[Records from a dataset]
◆ ◆ ◆ ◆

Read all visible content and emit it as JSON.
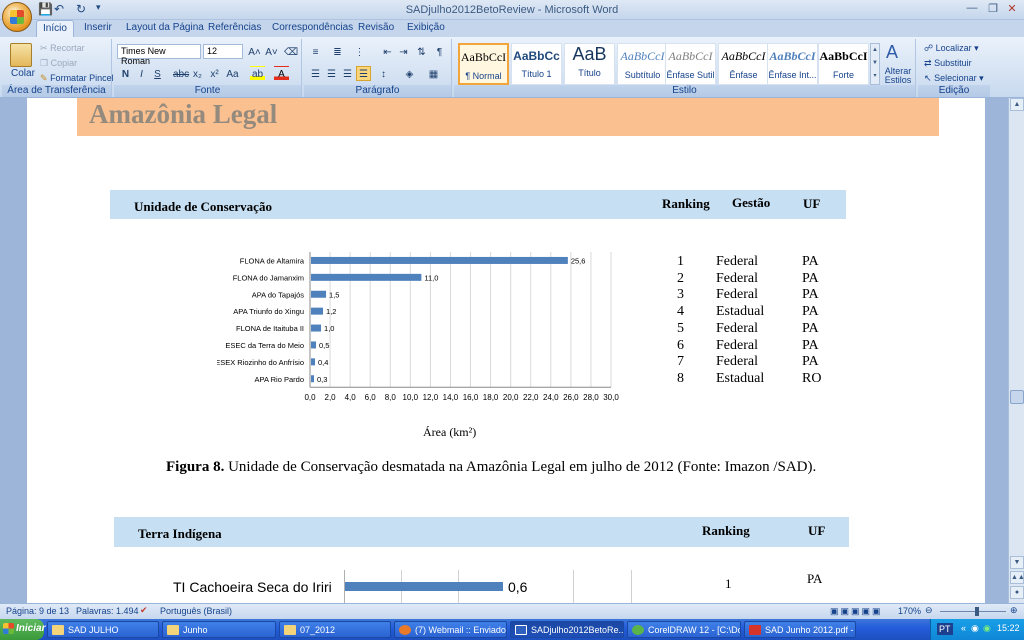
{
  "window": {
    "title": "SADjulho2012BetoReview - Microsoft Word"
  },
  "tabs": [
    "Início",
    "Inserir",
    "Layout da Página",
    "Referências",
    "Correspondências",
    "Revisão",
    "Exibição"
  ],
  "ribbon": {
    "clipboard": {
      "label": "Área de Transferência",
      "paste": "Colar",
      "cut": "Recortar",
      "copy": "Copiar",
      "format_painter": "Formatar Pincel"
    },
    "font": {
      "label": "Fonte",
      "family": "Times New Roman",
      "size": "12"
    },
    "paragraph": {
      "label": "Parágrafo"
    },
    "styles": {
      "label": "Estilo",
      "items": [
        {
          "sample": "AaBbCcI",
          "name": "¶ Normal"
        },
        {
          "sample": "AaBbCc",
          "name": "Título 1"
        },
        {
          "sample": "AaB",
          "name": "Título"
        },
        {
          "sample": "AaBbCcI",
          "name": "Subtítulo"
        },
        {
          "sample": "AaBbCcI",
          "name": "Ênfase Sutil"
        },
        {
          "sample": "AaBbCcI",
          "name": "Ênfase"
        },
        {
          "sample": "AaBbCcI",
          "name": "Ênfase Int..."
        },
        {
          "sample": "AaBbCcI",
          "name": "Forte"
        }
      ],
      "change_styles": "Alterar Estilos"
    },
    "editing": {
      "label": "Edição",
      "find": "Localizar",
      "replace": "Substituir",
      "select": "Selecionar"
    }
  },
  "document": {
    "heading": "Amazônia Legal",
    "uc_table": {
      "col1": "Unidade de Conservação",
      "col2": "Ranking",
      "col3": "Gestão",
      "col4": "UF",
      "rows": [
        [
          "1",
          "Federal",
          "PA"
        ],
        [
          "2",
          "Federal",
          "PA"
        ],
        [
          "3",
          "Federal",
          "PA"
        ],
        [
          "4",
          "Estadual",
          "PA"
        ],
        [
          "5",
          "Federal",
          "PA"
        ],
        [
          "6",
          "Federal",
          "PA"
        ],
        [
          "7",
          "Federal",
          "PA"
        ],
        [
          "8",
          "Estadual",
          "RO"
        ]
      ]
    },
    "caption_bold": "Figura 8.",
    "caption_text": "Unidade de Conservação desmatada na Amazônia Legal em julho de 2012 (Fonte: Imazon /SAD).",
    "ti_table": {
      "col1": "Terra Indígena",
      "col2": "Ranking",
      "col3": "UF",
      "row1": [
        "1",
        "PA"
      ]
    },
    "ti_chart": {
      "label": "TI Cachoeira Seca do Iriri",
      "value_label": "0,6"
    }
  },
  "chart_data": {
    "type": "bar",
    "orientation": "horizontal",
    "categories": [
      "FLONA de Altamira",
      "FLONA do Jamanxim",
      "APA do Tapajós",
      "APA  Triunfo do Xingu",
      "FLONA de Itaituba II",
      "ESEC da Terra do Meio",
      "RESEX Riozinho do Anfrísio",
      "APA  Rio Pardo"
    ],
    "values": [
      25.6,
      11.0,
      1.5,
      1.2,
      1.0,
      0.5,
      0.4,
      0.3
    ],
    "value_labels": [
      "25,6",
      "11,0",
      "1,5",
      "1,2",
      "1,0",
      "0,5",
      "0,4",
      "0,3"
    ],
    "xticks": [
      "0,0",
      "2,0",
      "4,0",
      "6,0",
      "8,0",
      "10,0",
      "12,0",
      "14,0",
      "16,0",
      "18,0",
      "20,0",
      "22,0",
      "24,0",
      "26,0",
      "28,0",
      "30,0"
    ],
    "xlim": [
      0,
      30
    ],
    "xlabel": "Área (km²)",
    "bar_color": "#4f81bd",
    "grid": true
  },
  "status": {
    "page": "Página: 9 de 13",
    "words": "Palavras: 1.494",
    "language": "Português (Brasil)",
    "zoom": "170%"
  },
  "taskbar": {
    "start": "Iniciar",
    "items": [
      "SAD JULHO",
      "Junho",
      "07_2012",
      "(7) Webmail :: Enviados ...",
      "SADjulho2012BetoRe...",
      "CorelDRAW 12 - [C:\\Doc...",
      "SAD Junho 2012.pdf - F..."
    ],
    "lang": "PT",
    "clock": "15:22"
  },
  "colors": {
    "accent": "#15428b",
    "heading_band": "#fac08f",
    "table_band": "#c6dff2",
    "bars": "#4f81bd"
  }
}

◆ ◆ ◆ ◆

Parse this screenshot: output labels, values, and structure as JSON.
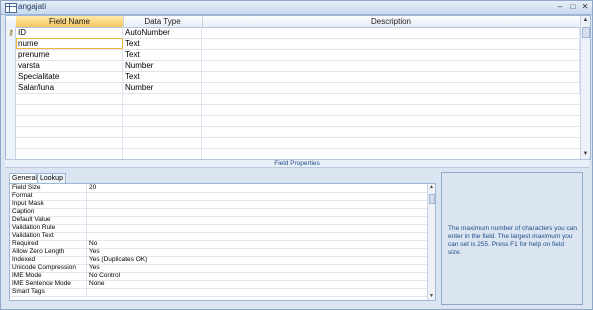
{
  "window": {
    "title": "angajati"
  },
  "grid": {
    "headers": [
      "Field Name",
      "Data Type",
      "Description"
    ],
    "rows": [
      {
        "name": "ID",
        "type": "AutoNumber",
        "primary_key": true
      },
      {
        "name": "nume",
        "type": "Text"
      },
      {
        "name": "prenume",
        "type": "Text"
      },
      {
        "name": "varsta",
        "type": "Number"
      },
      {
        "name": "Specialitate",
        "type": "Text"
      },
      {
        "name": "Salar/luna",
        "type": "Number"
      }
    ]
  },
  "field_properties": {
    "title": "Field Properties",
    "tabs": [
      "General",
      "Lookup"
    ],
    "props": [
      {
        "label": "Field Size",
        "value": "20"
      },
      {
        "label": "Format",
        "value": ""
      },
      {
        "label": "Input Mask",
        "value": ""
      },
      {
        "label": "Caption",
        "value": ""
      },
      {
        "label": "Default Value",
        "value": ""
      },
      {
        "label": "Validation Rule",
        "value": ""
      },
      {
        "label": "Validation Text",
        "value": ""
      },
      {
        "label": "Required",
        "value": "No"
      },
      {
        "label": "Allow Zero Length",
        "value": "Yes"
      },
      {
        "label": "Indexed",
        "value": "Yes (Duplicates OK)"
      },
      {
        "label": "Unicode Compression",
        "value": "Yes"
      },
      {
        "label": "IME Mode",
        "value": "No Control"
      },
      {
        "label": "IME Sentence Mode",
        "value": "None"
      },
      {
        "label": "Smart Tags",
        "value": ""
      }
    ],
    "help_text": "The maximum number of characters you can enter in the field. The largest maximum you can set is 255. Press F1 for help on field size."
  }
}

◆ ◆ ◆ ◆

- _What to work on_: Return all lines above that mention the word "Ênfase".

- _Response_:
          "name": "Ênfase Sutil"
          "name": "Ênfase"
          "name": "Ênfase Int..."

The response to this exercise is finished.